Her own development was largely due to the responsibility that was put upon her in the training of another person.
And why may I not think that I am now put upon a proper exercise of it?
She knew that the life of her friend was in this mans keepingthe gift of one who had put upon her the ultimate insult.
Games of address are not to be put upon a footing with games of hazard.'
Heaven protect you,” he said, humbly, “and forgive me for the insult I put upon you.
The bag that held him was closed and a seal was put upon it by the Maharajah.
And yet, he averred that it was absolutely necessary that Captain Doughty should be put upon his trial.
But the responsibility which this put upon me made me timid.
The high-pitched phrases of the obituary poems confess the strain he put upon himself to publish his grief.
The strong restraint I have put upon my hands has been enough to palsy them.
late Old English *putian, implied in putung "instigation, an urging," literally "a putting;" related to pytan "put out, thrust out" (of eyes), probably from a Germanic stem that also produced Danish putte "to put," Swedish dialectal putta; Middle Dutch pote "scion, plant," Dutch poten "to plant," Old Norse pota "to poke."

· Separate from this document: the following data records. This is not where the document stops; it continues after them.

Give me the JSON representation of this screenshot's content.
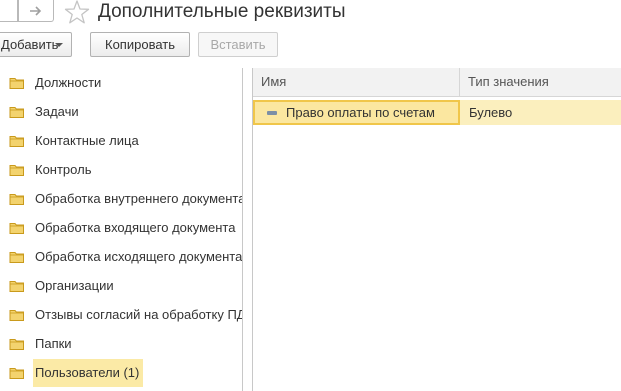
{
  "window": {
    "title": "Дополнительные реквизиты"
  },
  "toolbar": {
    "add_label": "Добавить",
    "copy_label": "Копировать",
    "paste_label": "Вставить"
  },
  "folders": [
    {
      "label": "Должности"
    },
    {
      "label": "Задачи"
    },
    {
      "label": "Контактные лица"
    },
    {
      "label": "Контроль"
    },
    {
      "label": "Обработка внутреннего документа"
    },
    {
      "label": "Обработка входящего документа"
    },
    {
      "label": "Обработка исходящего документа"
    },
    {
      "label": "Организации"
    },
    {
      "label": "Отзывы согласий на обработку ПД"
    },
    {
      "label": "Папки"
    },
    {
      "label": "Пользователи (1)",
      "selected": true
    }
  ],
  "table": {
    "columns": [
      "Имя",
      "Тип значения"
    ],
    "rows": [
      {
        "name": "Право оплаты по счетам",
        "type": "Булево"
      }
    ]
  },
  "colors": {
    "selection": "#fbe7a0",
    "selection_border": "#f0c64a",
    "folder": "#e8c04a"
  }
}
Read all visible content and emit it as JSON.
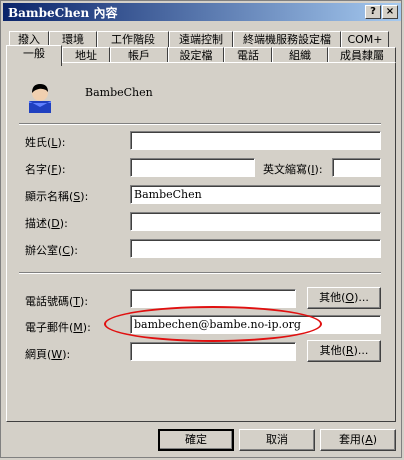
{
  "window": {
    "title": "BambeChen 內容",
    "help_btn": "?",
    "close_btn": "×"
  },
  "tabs_row1": [
    "撥入",
    "環境",
    "工作階段",
    "遠端控制",
    "終端機服務設定檔",
    "COM+"
  ],
  "tabs_row2": [
    "一般",
    "地址",
    "帳戶",
    "設定檔",
    "電話",
    "組織",
    "成員隸屬"
  ],
  "user": {
    "display": "BambeChen"
  },
  "fields": {
    "last_name": {
      "label": "姓氏(",
      "key": "L",
      "tail": "):",
      "value": ""
    },
    "first_name": {
      "label": "名字(",
      "key": "F",
      "tail": "):",
      "value": ""
    },
    "initials": {
      "label": "英文縮寫(",
      "key": "I",
      "tail": "):",
      "value": ""
    },
    "display_name": {
      "label": "顯示名稱(",
      "key": "S",
      "tail": "):",
      "value": "BambeChen"
    },
    "description": {
      "label": "描述(",
      "key": "D",
      "tail": "):",
      "value": ""
    },
    "office": {
      "label": "辦公室(",
      "key": "C",
      "tail": "):",
      "value": ""
    },
    "phone": {
      "label": "電話號碼(",
      "key": "T",
      "tail": "):",
      "value": ""
    },
    "email": {
      "label": "電子郵件(",
      "key": "M",
      "tail": "):",
      "value": "bambechen@bambe.no-ip.org"
    },
    "webpage": {
      "label": "網頁(",
      "key": "W",
      "tail": "):",
      "value": ""
    }
  },
  "buttons": {
    "other_phone": {
      "pre": "其他(",
      "key": "O",
      "post": ")..."
    },
    "other_web": {
      "pre": "其他(",
      "key": "R",
      "post": ")..."
    },
    "ok": "確定",
    "cancel": "取消",
    "apply": {
      "pre": "套用(",
      "key": "A",
      "post": ")"
    }
  },
  "colors": {
    "annotation": "#e01010",
    "titlebar_start": "#0a246a"
  }
}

Meaning "act of casting a heavy stone overhead" (as a trial of strength) is attested from c.1300. Obsolete past tense form putted is attested 14c.-15c. To put down "end by force or authority" (a rebellion, etc.) is from c.1300. Adjective phrase put out "angry, upset" is first recorded 1887; to put out, of a woman, "to offer oneself for sex" is from 1947. To put upon (someone) "play a trick on, impose on" is from 1690s. To put up with "tolerate, accept" (1755) was originally to put up, as in "to pocket." To put (someone) on "deceive" is from 1958.